With more school districts considering in-person learning, keeping students and staff safe on campus will be more challenging, but also more important, than ever.
As a resource education nurse for the state's largest school district Christine Mahoney is busy. "This week is a big week for us," Mahoney said.
Preschoolers and students with special needs return to Mesa Public Schools this week and modified in-person learning could start as soon as September 14.
"Tracking health offices for what we see is needed for isolation, PPE needs, heightened alerts for what we need as kids are coming and going, and also signage," said Mahoney. "Right now, the entire school community is going to be on the front lines."

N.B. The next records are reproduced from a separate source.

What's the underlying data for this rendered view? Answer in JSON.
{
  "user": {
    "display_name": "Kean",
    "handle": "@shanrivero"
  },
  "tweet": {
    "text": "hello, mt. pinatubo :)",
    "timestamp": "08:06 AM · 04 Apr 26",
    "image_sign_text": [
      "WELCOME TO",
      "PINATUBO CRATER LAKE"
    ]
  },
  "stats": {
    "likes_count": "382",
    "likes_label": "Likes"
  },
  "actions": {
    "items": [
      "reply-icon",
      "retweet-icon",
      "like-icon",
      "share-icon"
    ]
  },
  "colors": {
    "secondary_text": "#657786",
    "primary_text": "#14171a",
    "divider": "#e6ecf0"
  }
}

Districts have a clear directive from the Maricopa County Department of Public Health. Treat any symptom not linked to an underlying condition as a potential symptom of COVID-19. They are to separate that student or staff member immediately and send them home for potential isolation or quarantine, in line with county and state guidelines.

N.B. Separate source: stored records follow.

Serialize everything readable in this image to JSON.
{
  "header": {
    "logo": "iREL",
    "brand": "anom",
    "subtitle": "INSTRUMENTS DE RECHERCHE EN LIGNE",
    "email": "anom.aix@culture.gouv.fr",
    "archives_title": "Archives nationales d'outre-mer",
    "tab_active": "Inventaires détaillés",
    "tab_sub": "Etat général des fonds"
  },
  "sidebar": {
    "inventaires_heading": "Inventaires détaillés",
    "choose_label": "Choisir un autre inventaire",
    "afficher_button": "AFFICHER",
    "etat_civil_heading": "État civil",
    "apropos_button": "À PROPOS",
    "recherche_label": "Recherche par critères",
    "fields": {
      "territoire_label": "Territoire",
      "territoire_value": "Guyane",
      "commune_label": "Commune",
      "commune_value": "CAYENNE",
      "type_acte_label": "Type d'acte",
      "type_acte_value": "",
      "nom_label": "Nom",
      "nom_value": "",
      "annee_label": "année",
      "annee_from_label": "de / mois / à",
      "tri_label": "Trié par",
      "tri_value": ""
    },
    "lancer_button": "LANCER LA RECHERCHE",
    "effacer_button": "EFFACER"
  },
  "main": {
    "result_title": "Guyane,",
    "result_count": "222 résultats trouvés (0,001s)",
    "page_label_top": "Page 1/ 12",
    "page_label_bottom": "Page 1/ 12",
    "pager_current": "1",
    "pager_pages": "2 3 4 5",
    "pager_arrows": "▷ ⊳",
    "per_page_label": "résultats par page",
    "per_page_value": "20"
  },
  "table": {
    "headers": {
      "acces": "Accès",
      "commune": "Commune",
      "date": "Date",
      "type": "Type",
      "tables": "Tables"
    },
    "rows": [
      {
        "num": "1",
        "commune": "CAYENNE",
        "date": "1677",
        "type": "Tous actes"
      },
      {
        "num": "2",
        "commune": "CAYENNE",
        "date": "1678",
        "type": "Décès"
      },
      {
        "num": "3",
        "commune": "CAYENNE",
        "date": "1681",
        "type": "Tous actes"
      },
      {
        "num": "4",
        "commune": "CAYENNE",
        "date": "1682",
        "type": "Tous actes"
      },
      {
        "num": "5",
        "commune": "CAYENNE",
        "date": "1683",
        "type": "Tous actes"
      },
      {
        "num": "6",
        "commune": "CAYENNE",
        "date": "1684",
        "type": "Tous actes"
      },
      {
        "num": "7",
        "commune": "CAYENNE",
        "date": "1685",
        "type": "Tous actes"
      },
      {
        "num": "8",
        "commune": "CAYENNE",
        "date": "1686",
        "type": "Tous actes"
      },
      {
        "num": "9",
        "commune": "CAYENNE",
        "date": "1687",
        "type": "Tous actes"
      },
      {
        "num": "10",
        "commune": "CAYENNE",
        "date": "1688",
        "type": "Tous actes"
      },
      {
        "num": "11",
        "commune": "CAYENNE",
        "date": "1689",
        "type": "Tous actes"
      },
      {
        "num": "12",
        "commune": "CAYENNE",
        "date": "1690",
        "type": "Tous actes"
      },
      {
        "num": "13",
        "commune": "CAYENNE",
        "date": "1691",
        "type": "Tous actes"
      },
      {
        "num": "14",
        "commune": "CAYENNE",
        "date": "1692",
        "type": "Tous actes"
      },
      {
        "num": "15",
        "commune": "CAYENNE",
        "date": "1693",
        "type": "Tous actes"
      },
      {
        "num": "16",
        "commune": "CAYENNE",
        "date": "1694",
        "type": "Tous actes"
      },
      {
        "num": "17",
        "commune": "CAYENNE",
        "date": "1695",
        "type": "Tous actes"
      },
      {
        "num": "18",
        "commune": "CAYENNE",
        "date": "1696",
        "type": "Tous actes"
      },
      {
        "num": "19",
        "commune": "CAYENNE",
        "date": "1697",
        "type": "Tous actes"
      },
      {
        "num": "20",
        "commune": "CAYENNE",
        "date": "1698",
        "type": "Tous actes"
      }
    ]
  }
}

"That is a really hard statement to say because of course we are talking about kids who seem to spend the first three months of the school year with cold symptoms," said Dr. Peggy Stemmler during an August 5 webinar for schools throughout Maricopa County. Stemmler is a contracted consultant with Maricopa County Department of Public Health.
The Mesa district has nearly 50 nurses on staff, but as a member of the School Nurses Organization of Arizona, Mahoney knows not all districts are equipped to handle the anticipated surge in student visits.

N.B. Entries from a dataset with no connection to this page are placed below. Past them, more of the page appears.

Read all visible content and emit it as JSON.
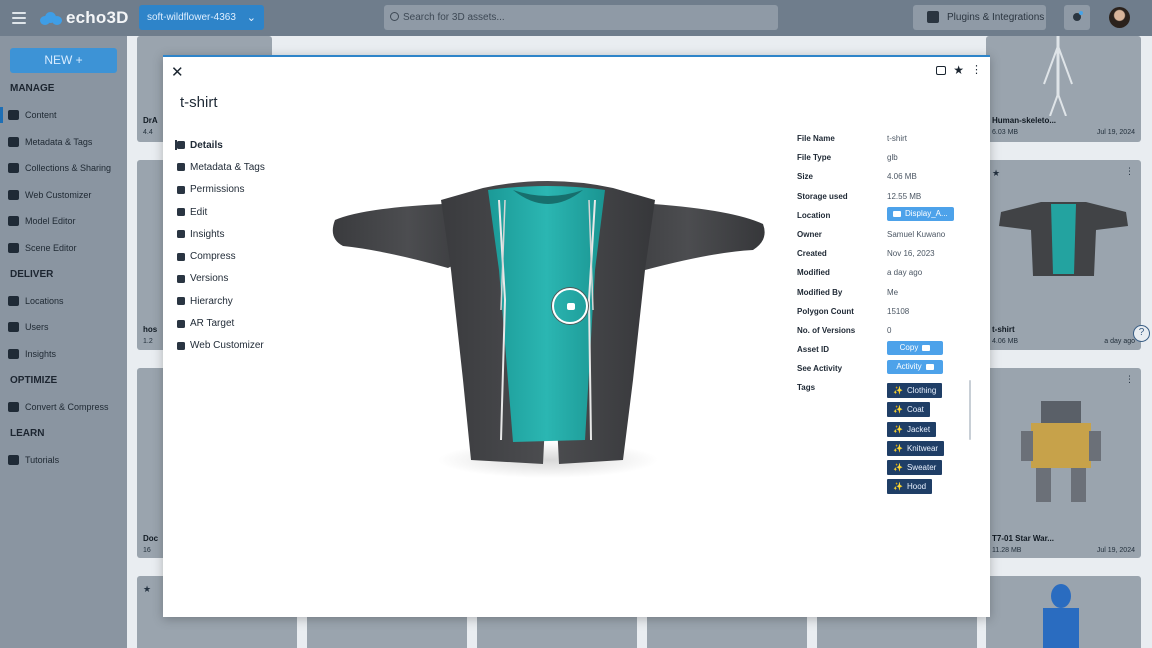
{
  "app": {
    "name": "echo3D",
    "project": "soft-wildflower-4363"
  },
  "search": {
    "placeholder": "Search for 3D assets..."
  },
  "header": {
    "plugins_label": "Plugins & Integrations"
  },
  "sidebar": {
    "new_label": "NEW +",
    "sections": [
      {
        "title": "MANAGE",
        "items": [
          {
            "label": "Content",
            "icon": "cube-icon"
          },
          {
            "label": "Metadata & Tags",
            "icon": "tag-icon"
          },
          {
            "label": "Collections & Sharing",
            "icon": "grid-icon"
          },
          {
            "label": "Web Customizer",
            "icon": "vr-icon"
          },
          {
            "label": "Model Editor",
            "icon": "pencil-icon"
          },
          {
            "label": "Scene Editor",
            "icon": "globe-icon"
          }
        ]
      },
      {
        "title": "DELIVER",
        "items": [
          {
            "label": "Locations",
            "icon": "location-icon"
          },
          {
            "label": "Users",
            "icon": "user-icon"
          },
          {
            "label": "Insights",
            "icon": "chart-icon"
          }
        ]
      },
      {
        "title": "OPTIMIZE",
        "items": [
          {
            "label": "Convert & Compress",
            "icon": "convert-icon"
          }
        ]
      },
      {
        "title": "LEARN",
        "items": [
          {
            "label": "Tutorials",
            "icon": "tutorial-icon"
          }
        ]
      }
    ]
  },
  "background_cards": [
    {
      "title": "Human-skeleto...",
      "size": "6.03 MB",
      "date": "Jul 19, 2024"
    },
    {
      "title": "t-shirt",
      "size": "4.06 MB",
      "date": "a day ago"
    },
    {
      "title": "T7-01 Star War...",
      "size": "11.28 MB",
      "date": "Jul 19, 2024"
    },
    {
      "title": "DrA",
      "size": "4.4"
    },
    {
      "title": "hos",
      "size": "1.2"
    },
    {
      "title": "Doc",
      "size": "16"
    }
  ],
  "modal": {
    "title": "t-shirt",
    "close": "✕",
    "menu": [
      {
        "label": "Details",
        "icon": "cube-icon"
      },
      {
        "label": "Metadata & Tags",
        "icon": "tag-icon"
      },
      {
        "label": "Permissions",
        "icon": "user-plus-icon"
      },
      {
        "label": "Edit",
        "icon": "pencil-icon"
      },
      {
        "label": "Insights",
        "icon": "chart-icon"
      },
      {
        "label": "Compress",
        "icon": "compress-icon"
      },
      {
        "label": "Versions",
        "icon": "versions-icon"
      },
      {
        "label": "Hierarchy",
        "icon": "hierarchy-icon"
      },
      {
        "label": "AR Target",
        "icon": "target-icon"
      },
      {
        "label": "Web Customizer",
        "icon": "vr-icon"
      }
    ],
    "details": [
      {
        "key": "File Name",
        "value": "t-shirt"
      },
      {
        "key": "File Type",
        "value": "glb"
      },
      {
        "key": "Size",
        "value": "4.06 MB"
      },
      {
        "key": "Storage used",
        "value": "12.55 MB"
      },
      {
        "key": "Location",
        "value": "Display_A..."
      },
      {
        "key": "Owner",
        "value": "Samuel Kuwano"
      },
      {
        "key": "Created",
        "value": "Nov 16, 2023"
      },
      {
        "key": "Modified",
        "value": "a day ago"
      },
      {
        "key": "Modified By",
        "value": "Me"
      },
      {
        "key": "Polygon Count",
        "value": "15108"
      },
      {
        "key": "No. of Versions",
        "value": "0"
      },
      {
        "key": "Asset ID",
        "value": "Copy"
      },
      {
        "key": "See Activity",
        "value": "Activity"
      },
      {
        "key": "Tags",
        "value": ""
      }
    ],
    "tags": [
      "Clothing",
      "Coat",
      "Jacket",
      "Knitwear",
      "Sweater",
      "Hood"
    ]
  },
  "colors": {
    "accent": "#2e84c9",
    "tag_bg": "#1f3e66",
    "pill_bg": "#4da2ea",
    "teal_shirt": "#1fa7a3",
    "hoodie": "#3a3a3d"
  },
  "help": "?"
}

"Arizona is a state that does not mandate who mans your health office or what kind of staff you have to have in your health office," Mahoney said.
With so many school sites, Mahoney and others in health services are getting creative. In some cases, using old garment racks and shower curtains to create added layers of protection and physical distancing in health offices across the district.
"We really are here to protect everybody in the school setting. All of the students, the families the staff," she said. "The most important thing right now is to mitigate the spread of this."